In addition to building a new home, he bought fireworks and a Camaro, MLive.com reported.

He was charged with three misdemeanor counts of possession of illegal fireworks in 2012.

"The whole thing just blew up in my face," Fick told the judge in 2012 when he spent 45 days in jail for drug charges.

"I thought people would love me if I helped them out some. I had the wrong idea, I guess," he said of how he lost his money.

"They all turned on me and that was it."

Fox reported another lottery player had similar circumstances in 2011 and the state changed the law to keep the Department of Health and Human Services informed about lottery winnings.

He was later charged with three misdemeanor counts of possession of illegal fireworks in 2012.

According to reports in The Sun, Fick told the judge in 2012: "The whole thing just blew up in my face."

He is then reported to have said: "I thought people would love me if I helped them out some. I had the wrong idea, I guess."

"They all turned on me and that was it."

He eventually needed government assistance after winning the jackpot.

Fick, and another Michigan lottery winner Amanda Clayton, both led to law changes in Michigan regarding government assistance going to lottery winners.

It required the Michigan Lottery to report the information of all winners of a jackpot over $1,000 to the Department of Human Services.

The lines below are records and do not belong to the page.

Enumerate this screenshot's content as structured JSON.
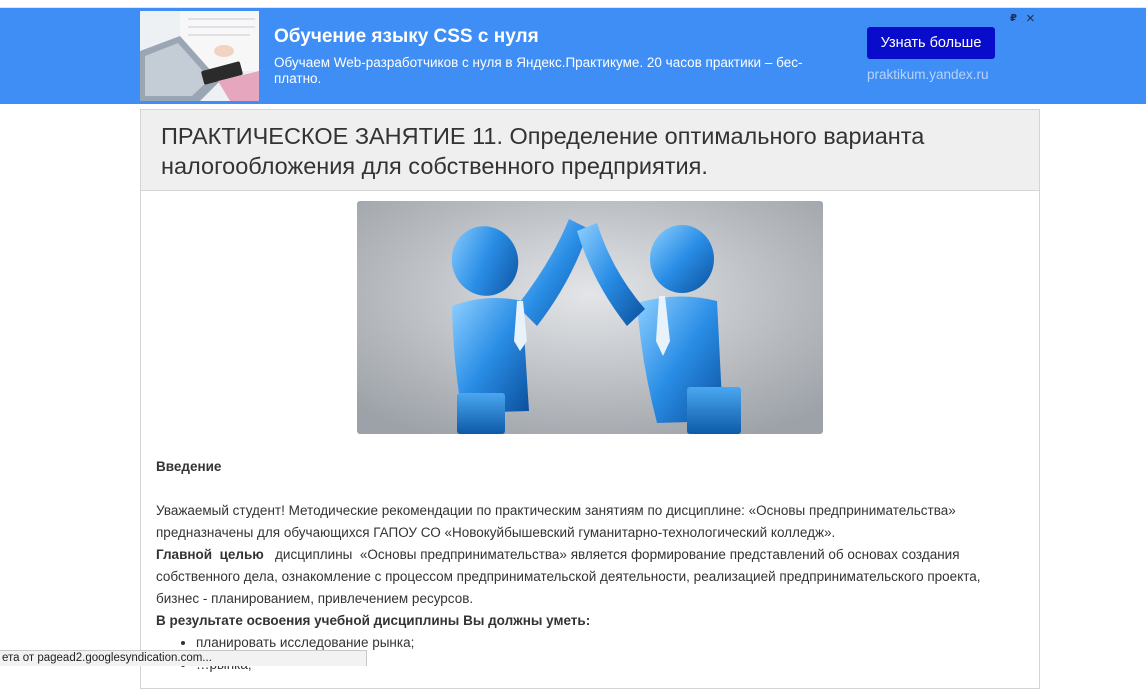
{
  "ad": {
    "title": "Обучение языку CSS с нуля",
    "text": "Обучаем Web-разработчиков с нуля в Яндекс.Практикуме. 20 часов практики – бес-платно.",
    "button_label": "Узнать больше",
    "domain": "praktikum.yandex.ru",
    "info_glyph": "₽",
    "close_glyph": "×",
    "image_icon": "laptop-desk-photo",
    "background_color": "#3f8ef5",
    "button_color": "#0a0ccc"
  },
  "article": {
    "title": "ПРАКТИЧЕСКОЕ ЗАНЯТИЕ 11. Определение оптимального варианта налогообложения для собственного предприятия.",
    "hero_image_icon": "business-high-five-illustration",
    "intro_heading": "Введение",
    "paragraph1": "Уважаемый студент! Методические рекомендации по практическим занятиям по дисциплине: «Основы предпринимательства» предназначены для обучающихся ГАПОУ СО «Новокуйбышевский гуманитарно-технологический колледж».",
    "goal_label": "Главной  целью",
    "goal_text": "   дисциплины  «Основы предпринимательства» является формирование представлений об основах создания собственного дела, ознакомление с процессом предпринимательской деятельности, реализацией предпринимательского проекта, бизнес - планированием, привлечением ресурсов.",
    "skills_heading": "В результате освоения учебной дисциплины Вы должны уметь:",
    "skills": [
      "планировать исследование рынка;",
      "…рынка;"
    ]
  },
  "statusbar": {
    "text": "ета от pagead2.googlesyndication.com..."
  }
}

The Department would then determine if the winner is eligible for assistance.

Amanda Clayton died of an apparent drug overdose in 2012.